Isn't chaud sometimes translated as warm? If not, what is the word for warm? I was marked wrong for translating this as "I like the warm weather."
I'm surprised "I like warm weather" isnt accepted here. In regards to weather, does chaud always mean hot?
I thought "aimer" means to love, not like. I know "adorer" means to adore or love, also, but I think when you translate it to "I love hot weather", it should be ok and not marked incorrect.
Could we get some first-language French advice here? Seems this is an idiomatic problem not grammar. Since in some cases chaud(e) = warm as well as a hot (how many times would we otherwise be saying the "boy owns a hot scarf", which is silly), and aimer can = love, then in grammar terms "I love the warm weather" ought to be OK. Since it clearly isn't, it would be helpful if someone would tell us why!
Aimer = love
when talking about humans, I think. Not sure about the exact rules.
"I like warm weather" (my answer) should be accepted. Larousse defines chaud as WARM or HOT!
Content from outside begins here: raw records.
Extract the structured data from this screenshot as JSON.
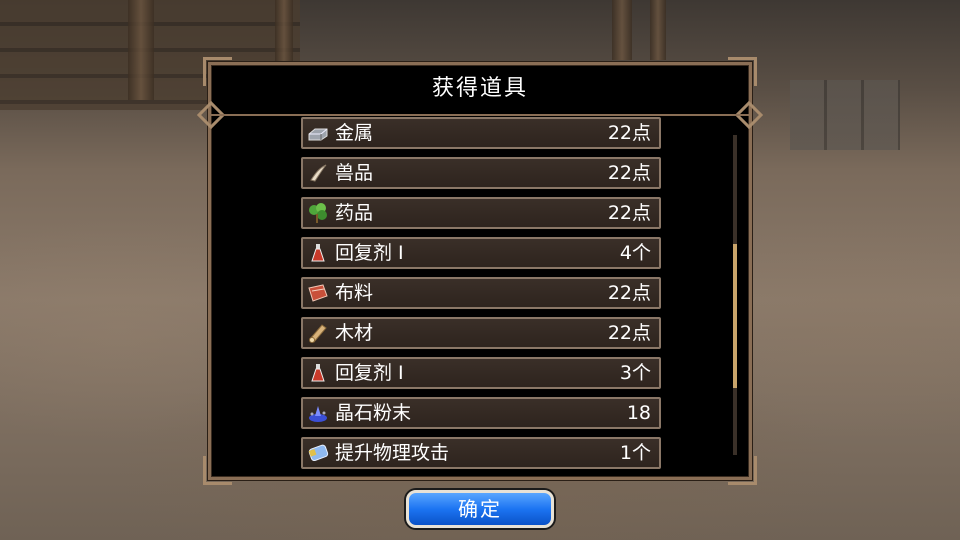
{
  "dialog": {
    "title": "获得道具"
  },
  "items": [
    {
      "name": "金属",
      "qty": "22点",
      "icon": "metal-ingot-icon"
    },
    {
      "name": "兽品",
      "qty": "22点",
      "icon": "beast-claw-icon"
    },
    {
      "name": "药品",
      "qty": "22点",
      "icon": "herb-icon"
    },
    {
      "name": "回复剂 I",
      "qty": "4个",
      "icon": "potion-flask-icon"
    },
    {
      "name": "布料",
      "qty": "22点",
      "icon": "cloth-icon"
    },
    {
      "name": "木材",
      "qty": "22点",
      "icon": "wood-log-icon"
    },
    {
      "name": "回复剂 I",
      "qty": "3个",
      "icon": "potion-flask-icon"
    },
    {
      "name": "晶石粉末",
      "qty": "18",
      "icon": "crystal-powder-icon"
    },
    {
      "name": "提升物理攻击",
      "qty": "1个",
      "icon": "attack-boost-icon"
    }
  ],
  "scroll": {
    "position_fraction": 0.62,
    "visible_fraction": 0.45
  },
  "confirm": {
    "label": "确定"
  },
  "colors": {
    "panel_border": "#8a6e55",
    "item_bg": "#3a2f28",
    "button_blue": "#1c74f2",
    "scroll_thumb": "#c9a46a"
  }
}
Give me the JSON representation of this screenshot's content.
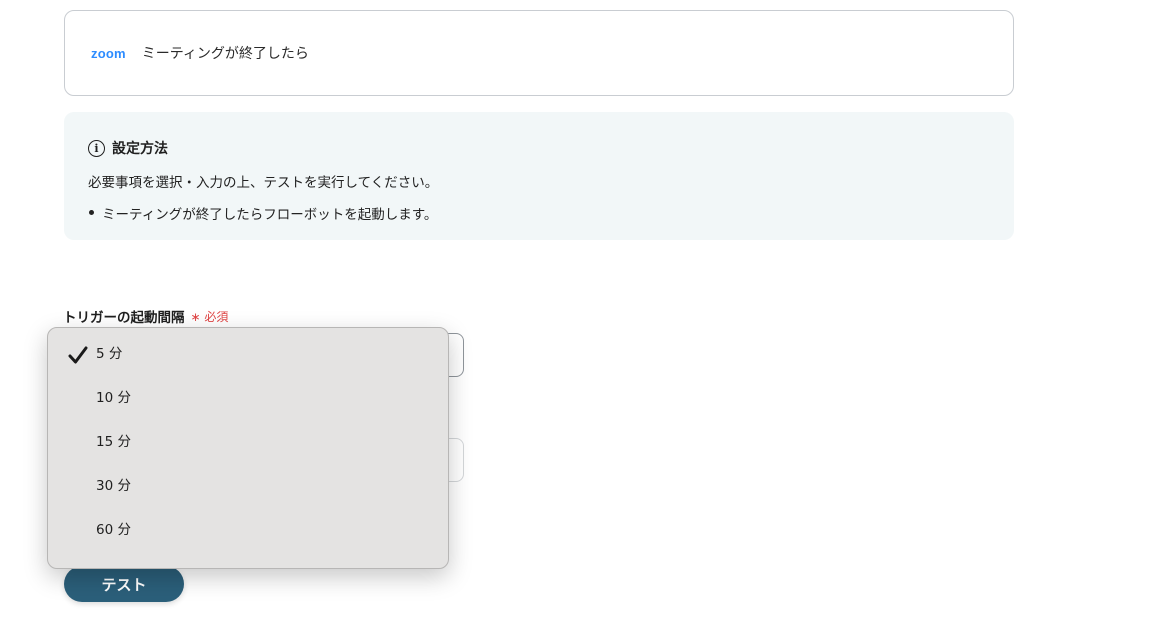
{
  "trigger": {
    "logo_text": "zoom",
    "label": "ミーティングが終了したら"
  },
  "info": {
    "title": "設定方法",
    "description": "必要事項を選択・入力の上、テストを実行してください。",
    "bullets": [
      "ミーティングが終了したらフローボットを起動します。"
    ]
  },
  "field": {
    "label": "トリガーの起動間隔",
    "required_label": "必須"
  },
  "dropdown": {
    "options": [
      "5 分",
      "10 分",
      "15 分",
      "30 分",
      "60 分"
    ],
    "selected": "5 分"
  },
  "actions": {
    "test_label": "テスト"
  },
  "colors": {
    "accent": "#2b5f7a",
    "zoom_blue": "#2d8cff",
    "required_red": "#e04545",
    "info_bg": "#f2f7f8"
  }
}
Has anyone reported it (e.g., select "My answer should be accepted")? A report is necessary to make sure a moderator is informed (at which point they usually check the discussion too).
[Non-native speaker, so take with a grain of salt:] 1) "Warm" and "hot" should both be okay. 2) "Like" is okay, but "love" is not. "Aimer" is love when talking about people (and is stronger than "adorer"). For things, "aimer" is only "like" and is lest strong than "adorer"--which is usually translated as "love"). For both people and things, "aimer bien" is "like." 3) Not sure about whether the "the" needs to be include in English. In English, not including "the" would mean liking hot weather in general and including it would mean some particular hot weather.
"I like warm weather" is now saying "You used the wrong word" and then suggesting "I like the hot weather" with "the" underlined, but ... ah, never mind.